Because employment-based immigrant applications from FY2018 that were not processed during the previous fiscal year - due to retrogression of cutoff dates - will now be worked on, current demand data may be skewed. Charles Oppenheim believes it is unsuitable to use this data to predict future demand as it may not mirror actual demand. Charlie, therefore, wishes to evaluate and track employment-based application demand over the next few weeks so as to make accurate predictions.
Minimal Final Action Date Movements in the January 2019 Visa Bulletin
There is hardly any movement in the January 2019 Visa Bulletin. This is in line with general movement over the course of the first quarter of the current fiscal year (Q1 FY2019). For instance, for the employment-based categories, only the EB-1 category sees any movement. You can find the January Visa Bulletin at - https://travel.state.gov/content/travel/en/legal/visa-law0/visa-bulletin/2019/visa-bulletin-for-january-2019.html.
Dates of Filing to Be Used In January 2019
For the fourth successive month, applicants can use dates of filing instead of final action dates for both employment-based petitions and family-sponsored petitions in January 2019. However, Charlie expects this trend to end soon - as early as February. As such from February, applicants may be required to use the less advantageous final action dates.
A Lapse in Congressional Authorization Means Suspension/Expiration of Several Categories
Categories including EB-5 regional center program (not the EB-5 program) and EB-4 Certain Religious Workers expired at the end of December 21, 2018. This was caused by a lapse in congressional authorization to continue these programs. As such, on the Visa Bulletin for January 2019, their dates of filing are listed as unavailable (U). The EB-5 program, on the other hand, was not affected and continues to operate.

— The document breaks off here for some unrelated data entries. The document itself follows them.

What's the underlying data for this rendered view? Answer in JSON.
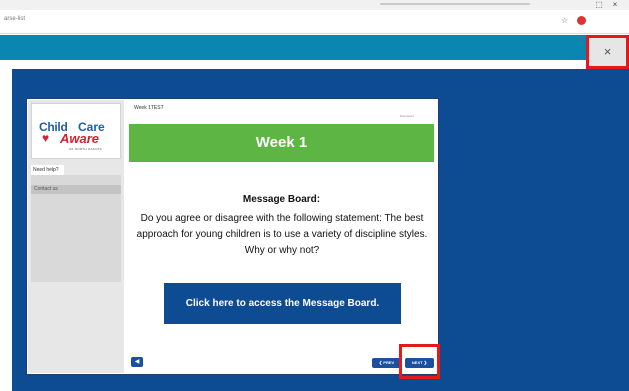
{
  "browser": {
    "url": "arse-list",
    "star_icon": "☆",
    "window_buttons": [
      "⬚",
      "×"
    ]
  },
  "modal": {
    "close_label": "×"
  },
  "sidebar": {
    "logo_child": "Child",
    "logo_care": "Care",
    "logo_aware": "Aware",
    "logo_sub": "OF NORTH DAKOTA",
    "help_tab": "Need help?",
    "contact_item": "Contact us"
  },
  "slide": {
    "week_label": "Week 1TEST",
    "corner_text": "Dismissed",
    "banner_title": "Week 1",
    "mb_title": "Message Board:",
    "mb_body": "Do you agree or disagree with the following statement: The best approach for young children is to use a variety of discipline styles. Why or why not?",
    "mb_link": "Click here to access the Message Board."
  },
  "controls": {
    "audio_icon": "◀",
    "prev_label": "❮ PREV",
    "next_label": "NEXT ❯"
  },
  "colors": {
    "teal": "#0a86b0",
    "navy": "#0d4b92",
    "green": "#5db544",
    "highlight": "#e21a1a"
  }
}
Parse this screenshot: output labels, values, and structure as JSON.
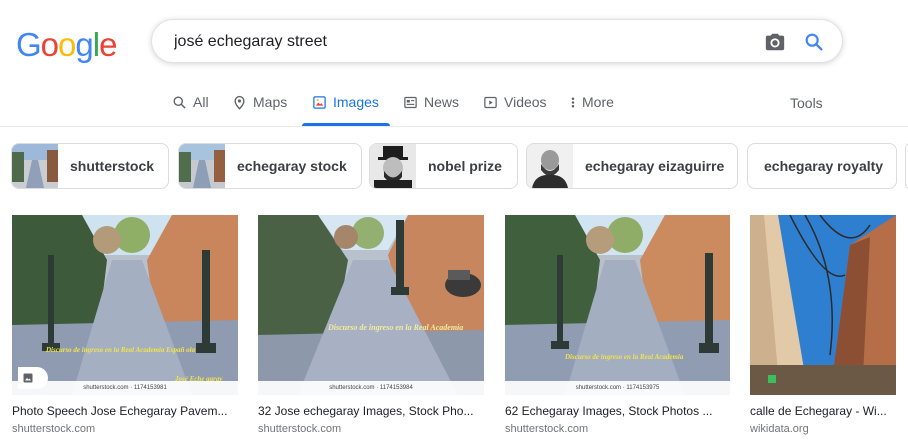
{
  "logo": {
    "letters": [
      "G",
      "o",
      "o",
      "g",
      "l",
      "e"
    ]
  },
  "search": {
    "query": "josé echegaray street"
  },
  "tabs": [
    {
      "label": "All"
    },
    {
      "label": "Maps"
    },
    {
      "label": "Images"
    },
    {
      "label": "News"
    },
    {
      "label": "Videos"
    },
    {
      "label": "More"
    }
  ],
  "tools_label": "Tools",
  "chips": [
    {
      "label": "shutterstock"
    },
    {
      "label": "echegaray stock"
    },
    {
      "label": "nobel prize"
    },
    {
      "label": "echegaray eizaguirre"
    },
    {
      "label": "echegaray royalty"
    }
  ],
  "results": [
    {
      "title": "Photo Speech Jose Echegaray Pavem...",
      "site": "shutterstock.com",
      "watermark": "shutterstock.com · 1174153981",
      "overlay_line1": "Discurso de ingreso en la Real Academia Españ ola",
      "overlay_line2": "José Eche garay"
    },
    {
      "title": "32 Jose echegaray Images, Stock Pho...",
      "site": "shutterstock.com",
      "watermark": "shutterstock.com · 1174153984",
      "overlay_line1": "Discurso de ingreso en la Real Academia"
    },
    {
      "title": "62 Echegaray Images, Stock Photos ...",
      "site": "shutterstock.com",
      "watermark": "shutterstock.com · 1174153975",
      "overlay_line1": "Discurso de ingreso en la Real Academia"
    },
    {
      "title": "calle de Echegaray - Wi...",
      "site": "wikidata.org"
    }
  ],
  "colors": {
    "accent": "#1a73e8",
    "muted": "#5f6368"
  }
}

Other affected USCIS operations include E-Verify (a service used to verify the eligibility of employees in the United States) and the Conrad 30 Waiver Program for J-1 medical doctors.
Annual Report of Immigrant Visa Applicants Registered As Of November 1, 2018 Released
The National Visa Center (NVC) published statistics on applicants registered at the NVC as of November 1, 2018. This report includes immigrant visa applications in both the employment-based and family-sponsored preferences.
1. American Immigration Lawyers Association. (2018). Check-in with DOS’s Charlie Oppenheim - AILA Doc. No. 14071401.
2. U.S. Department of State - Bureau of Consular Affairs. (2018). Visa Bulletin For January 2019. Retrieved December 23, 2018
3. USCIS. (2018). Adjustment of Status Filing Charts from the Visa Bulletin. Retrieved December 23, 2018
4. USCIS. (2018). Lapse in Federal Funding Does Not Impact Most USCIS Operations. Retrieved December 23, 2018
5. USCIS. (2018). Special Immigrant Religious Workers. Retrieved December 23, 2018